Gen. Henry P. Babbage's description of an attempt to build just a component of the Engine:

is instructive of the problems of mechanical tolerances. We can build things much more precisely than in his day (although much of the progress in our technology has been in coping with sloppiness, not improving precision), but ultimately large scale computation depends upon robust digital storage which is immune to noise:

Any macroscopic mechanical system has at best a modest level of noise immunity, and when you imagine a machine the size of an auditorium with hundreds of thousands of parts, the challenge seems overwhelming.

I'm a balding engineer, and I've seen many great ideas founder on the rocky shore of reality. I think the British were *right* not to fund the Analytical Engine; it was a superb idea a century before its time.

So go prove me wrong.

(And ask yourself, as I often do, "What are the superb ideas we have today which are a century before their time?")

I shall continue to investigate. If you care about this topic you can follow the label babbage. If you have an informed technical opinion on this please contact me.


Popular posts from this blog

How to write a successful blog post

First, a quick clarification of 'successful'. In this instance, I mean a blog post that receives a large number of page views. For my, little blog the most successful post ever got almost 57,000 page views. Not a lot by some other standards, but I was pretty happy about it. Looking at the top 10 blog posts (by page views) on my site, I've tried to distill some wisdom about what made them successful. Your blog posting mileage may vary. 1. Avoid using the passive voice The Microsoft Word grammar checker has probably been telling you this for years, but the passive voice excludes the people involved in your blog post. And that includes you, the author, and the reader. By using personal pronouns like I, you and we, you will include the reader in your blog post. When I first started this blog I avoid using "I" because I thought I was being narcissistic. But we all like to read about other people, people help anchor a story in reality. Without people your bl

Your last name contains invalid characters

My last name is "Graham-Cumming". But here's a typical form response when I enter it: Does the web site have any idea how rude it is to claim that my last name contains invalid characters? Clearly not. What they actually meant is: our web site will not accept that hyphen in your last name. But do they say that? No, of course not. They decide to shove in my face the claim that there's something wrong with my name. There's nothing wrong with my name, just as there's nothing wrong with someone whose first name is Jean-Marie, or someone whose last name is O'Reilly. What is wrong is that way this is being handled. If the system can't cope with non-letters and spaces it needs to say that. How about the following error message: Our system is unable to process last names that contain non-letters, please replace them with spaces. Don't blame me for having a last name that your system doesn't like, whose fault is that? Saying "Your

The Elevator Button Problem

User interface design is hard. It's hard because people perceive apparently simple things very differently. For example, take a look at this interface to an elevator: From flickr Now imagine the following situation. You are on the third floor of this building and you wish to go to the tenth.
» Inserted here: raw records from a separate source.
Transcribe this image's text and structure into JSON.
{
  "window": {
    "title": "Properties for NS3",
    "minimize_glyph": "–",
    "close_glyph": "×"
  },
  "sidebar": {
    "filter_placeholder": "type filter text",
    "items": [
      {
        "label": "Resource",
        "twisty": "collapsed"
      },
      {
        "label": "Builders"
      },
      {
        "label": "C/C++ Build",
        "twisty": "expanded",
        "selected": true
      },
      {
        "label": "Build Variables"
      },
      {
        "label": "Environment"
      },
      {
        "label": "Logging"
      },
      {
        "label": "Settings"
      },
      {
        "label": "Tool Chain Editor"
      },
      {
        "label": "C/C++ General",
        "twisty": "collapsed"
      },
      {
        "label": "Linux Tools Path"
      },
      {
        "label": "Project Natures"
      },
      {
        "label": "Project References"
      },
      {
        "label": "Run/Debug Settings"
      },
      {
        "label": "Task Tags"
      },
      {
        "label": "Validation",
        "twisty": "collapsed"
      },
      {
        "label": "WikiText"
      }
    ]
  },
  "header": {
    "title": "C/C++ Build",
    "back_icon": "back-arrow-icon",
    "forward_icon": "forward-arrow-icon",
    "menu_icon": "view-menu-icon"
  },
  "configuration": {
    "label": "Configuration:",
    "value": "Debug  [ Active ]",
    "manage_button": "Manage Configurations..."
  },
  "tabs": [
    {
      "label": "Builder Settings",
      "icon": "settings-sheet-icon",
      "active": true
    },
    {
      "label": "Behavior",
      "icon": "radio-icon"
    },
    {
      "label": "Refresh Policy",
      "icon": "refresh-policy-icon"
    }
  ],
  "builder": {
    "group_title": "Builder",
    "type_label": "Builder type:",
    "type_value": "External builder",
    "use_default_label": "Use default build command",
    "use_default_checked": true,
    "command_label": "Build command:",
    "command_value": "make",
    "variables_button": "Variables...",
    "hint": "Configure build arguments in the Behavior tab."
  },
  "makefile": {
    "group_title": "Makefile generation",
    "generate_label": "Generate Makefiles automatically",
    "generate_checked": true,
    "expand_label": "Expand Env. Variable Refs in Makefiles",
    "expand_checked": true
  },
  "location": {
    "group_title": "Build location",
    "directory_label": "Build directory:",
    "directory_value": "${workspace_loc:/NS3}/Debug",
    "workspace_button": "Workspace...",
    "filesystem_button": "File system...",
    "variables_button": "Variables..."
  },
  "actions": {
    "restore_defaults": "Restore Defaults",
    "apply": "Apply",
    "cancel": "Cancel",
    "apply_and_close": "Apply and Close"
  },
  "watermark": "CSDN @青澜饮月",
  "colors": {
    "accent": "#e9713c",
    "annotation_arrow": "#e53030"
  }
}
The elevator is on the fifth floor and there's an indicator that tells you where it is. Which button do you press? Most people probably say: "press up" since they want to go up. Not long ago I watched someone do the opposite and questioned them about their behavior. They said: "well the elevator is on the fifth floor and I am on the third, so I want it to come down to me". Much can be learnt about the design of user interfaces by considering this, apparently, simple interface. If you think about the elevator button problem you'll find that something so simple has hidden depths. How do people learn about elevator calling? What's the right amount of